My four weeks of Italian classes went by too fast. I learned a lot, including how much more study and practice it will take to speak Italian very comfortably. This month brought me a small, but important step closer, and I’ll leave here with a very soft spot in my heart for Lingua Si — the school in Orvieto I attended.
As happy as I am with my diploma, I’m even happier with a real-world review of my progress. During the first few days of my visit here, I had to go to a small hardware store in nearby Castel Viscaardo to buy a phone jack. Relying on my phrase book, I was able to find the thing and make the purchase. As luck would have it, I returned to the store yesterday and completed my latest transaction without phrase book or dictionary. The clerk was very patient and even helped me with a word or two. She said she remembered me, and she was very complimentary about my Italian. She even used my all-time favorite word: brava!
Lingua Si is an immersion program, and I took the intensivo option – 4 hours of class in the morning, and a 2-hour private lesson in the afternoon. Even though there were only 3 of us in the morning class, the difference between that and the private lesson was significant. I needed that hour and a half break and long walks through Orvieto every day to try to unscramble my brain. But this arrangement was great for me, even if I often went home exhausted — and with some homework.

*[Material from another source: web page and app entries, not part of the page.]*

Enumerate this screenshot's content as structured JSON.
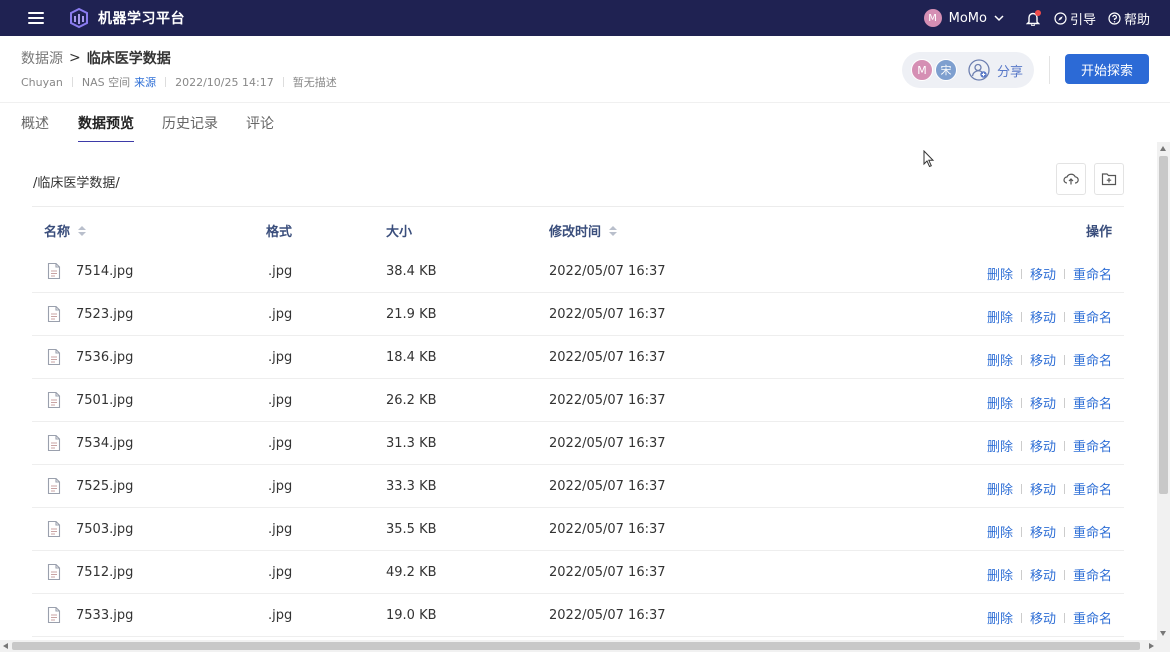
{
  "topbar": {
    "app_title": "机器学习平台",
    "user_initial": "M",
    "user_name": "MoMo",
    "guide_label": "引导",
    "help_label": "帮助",
    "has_notification": true
  },
  "header": {
    "breadcrumb_root": "数据源",
    "breadcrumb_sep": ">",
    "breadcrumb_current": "临床医学数据",
    "owner": "Chuyan",
    "storage": "NAS 空间",
    "source_link": "来源",
    "created_at": "2022/10/25 14:17",
    "description": "暂无描述",
    "collaborators": [
      "M",
      "宋"
    ],
    "share_label": "分享",
    "explore_button": "开始探索"
  },
  "tabs": [
    {
      "label": "概述",
      "active": false
    },
    {
      "label": "数据预览",
      "active": true
    },
    {
      "label": "历史记录",
      "active": false
    },
    {
      "label": "评论",
      "active": false
    }
  ],
  "browser": {
    "path": "/临床医学数据/",
    "columns": {
      "name": "名称",
      "format": "格式",
      "size": "大小",
      "modified": "修改时间",
      "actions": "操作"
    },
    "action_labels": {
      "delete": "删除",
      "move": "移动",
      "rename": "重命名"
    },
    "files": [
      {
        "name": "7514.jpg",
        "format": ".jpg",
        "size": "38.4 KB",
        "modified": "2022/05/07 16:37"
      },
      {
        "name": "7523.jpg",
        "format": ".jpg",
        "size": "21.9 KB",
        "modified": "2022/05/07 16:37"
      },
      {
        "name": "7536.jpg",
        "format": ".jpg",
        "size": "18.4 KB",
        "modified": "2022/05/07 16:37"
      },
      {
        "name": "7501.jpg",
        "format": ".jpg",
        "size": "26.2 KB",
        "modified": "2022/05/07 16:37"
      },
      {
        "name": "7534.jpg",
        "format": ".jpg",
        "size": "31.3 KB",
        "modified": "2022/05/07 16:37"
      },
      {
        "name": "7525.jpg",
        "format": ".jpg",
        "size": "33.3 KB",
        "modified": "2022/05/07 16:37"
      },
      {
        "name": "7503.jpg",
        "format": ".jpg",
        "size": "35.5 KB",
        "modified": "2022/05/07 16:37"
      },
      {
        "name": "7512.jpg",
        "format": ".jpg",
        "size": "49.2 KB",
        "modified": "2022/05/07 16:37"
      },
      {
        "name": "7533.jpg",
        "format": ".jpg",
        "size": "19.0 KB",
        "modified": "2022/05/07 16:37"
      }
    ]
  },
  "colors": {
    "topbar_bg": "#1f2252",
    "primary": "#2c6ad6",
    "link": "#2f6fd6",
    "tab_indicator": "#3d3aa8"
  }
}
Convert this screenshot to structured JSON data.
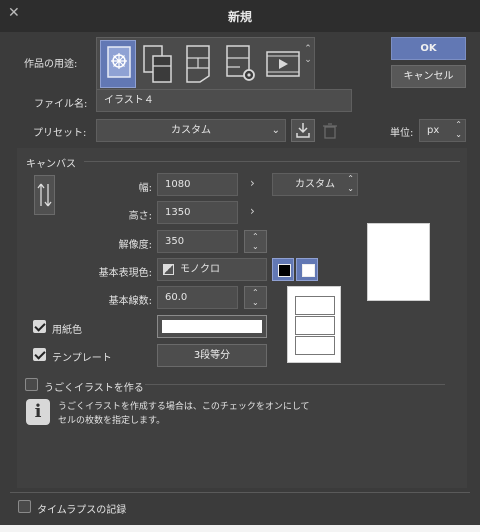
{
  "window": {
    "title": "新規"
  },
  "usage": {
    "label": "作品の用途:",
    "icons": [
      "illustration-preset-icon",
      "webtoon-icon",
      "comic-icon",
      "comic-settings-icon",
      "animation-icon"
    ]
  },
  "buttons": {
    "ok": "OK",
    "cancel": "キャンセル"
  },
  "file_name": {
    "label": "ファイル名:",
    "value": "イラスト４"
  },
  "preset": {
    "label": "プリセット:",
    "value": "カスタム"
  },
  "unit": {
    "label": "単位:",
    "value": "px"
  },
  "canvas": {
    "section_label": "キャンバス",
    "width": {
      "label": "幅:",
      "value": "1080"
    },
    "height": {
      "label": "高さ:",
      "value": "1350"
    },
    "size_preset": "カスタム",
    "resolution": {
      "label": "解像度:",
      "value": "350"
    },
    "color_mode": {
      "label": "基本表現色:",
      "value": "モノクロ"
    },
    "lines": {
      "label": "基本線数:",
      "value": "60.0"
    },
    "paper": {
      "label": "用紙色",
      "checked": true
    },
    "template": {
      "label": "テンプレート",
      "checked": true,
      "value": "3段等分"
    }
  },
  "animation": {
    "label": "うごくイラストを作る",
    "checked": false,
    "info_line1": "うごくイラストを作成する場合は、このチェックをオンにして",
    "info_line2": "セルの枚数を指定します。"
  },
  "timelapse": {
    "label": "タイムラプスの記録",
    "checked": false
  },
  "colors": {
    "accent": "#6278b4",
    "dialog_bg": "#3b3b3b",
    "titlebar_bg": "#2d2d2d"
  }
}
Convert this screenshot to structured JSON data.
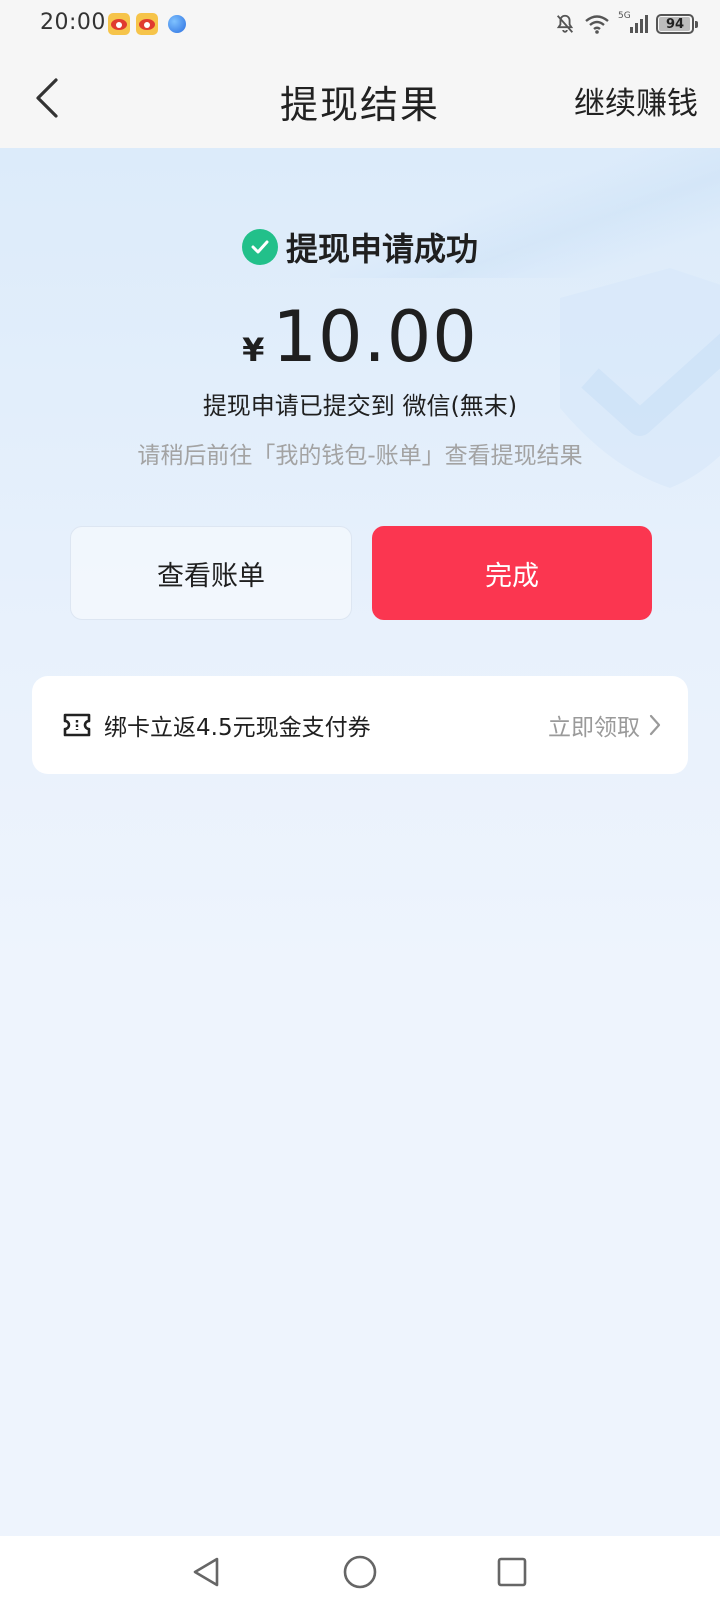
{
  "status_bar": {
    "time": "20:00",
    "battery_level": "94",
    "network_label": "5G"
  },
  "nav": {
    "title": "提现结果",
    "action_label": "继续赚钱"
  },
  "result": {
    "title": "提现申请成功",
    "currency_symbol": "¥",
    "amount": "10.00",
    "submitted_text": "提现申请已提交到 微信(無末)",
    "hint_text": "请稍后前往「我的钱包-账单」查看提现结果"
  },
  "buttons": {
    "view_bill_label": "查看账单",
    "done_label": "完成"
  },
  "promo": {
    "text": "绑卡立返4.5元现金支付券",
    "action_label": "立即领取"
  },
  "colors": {
    "primary": "#fb3650",
    "success": "#22c08a",
    "hint": "#a3a3a3",
    "page_background": "#eef4fd"
  },
  "icons": {
    "back": "chevron-left-icon",
    "success": "check-circle-icon",
    "promo": "ticket-icon",
    "promo_action": "chevron-right-icon"
  }
}
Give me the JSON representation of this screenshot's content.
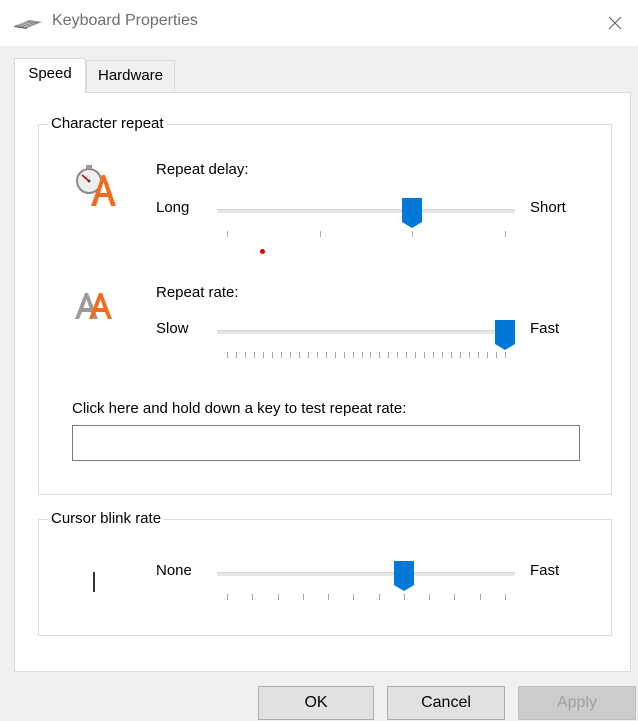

I was grateful every day that I had studied Italian at School Amici in Cincinnati before I came. It was often hard to get through a day with no English, and I was glad for the foundation I had brought with me.
To a person, Lingua Si staff is patient and encouraging. Like Alessandra, my wonderful teacher, they communicated almost exclusively in Italian. As I struggled to find a word – and not resort to English, which I suspect each one of them spoke much better than they would ever let on to me – they coaxed me with their smiles and eagerness.
Alessandra has an amazing — and entertaining — ability to act out a concept or word. Small wonder she loves the theater! She manages to communicate in Italian unless it’s absolutely necessary to translate, and she knows from experience (she has taught for many years — at Lingua Si, at an embassy in Spain, and on a cruise ship!) when that time comes. Because it was such a shock, I remember the first time she spoke English – it was the verb “to try,” which she said softly and with a conspiratorial twinkle in her eye.
And who knew school could be such fun!? Alessandra used music (I know the lyrics to a few Italian songs), board and card games, poetry, chocolate, and mood-altering candles to keep our classes interesting. So while struggling through the authentic recorded dialogues, we had the help of chocolates, candles, and a very engaging teacher.
Finally, it wasn’t just about the language at Lingua Si. We talked a lot about Italian traditions, culture, festivals, family life, and more. I left school with much more than just new language skills. I left with new friends and a hankering to return soon.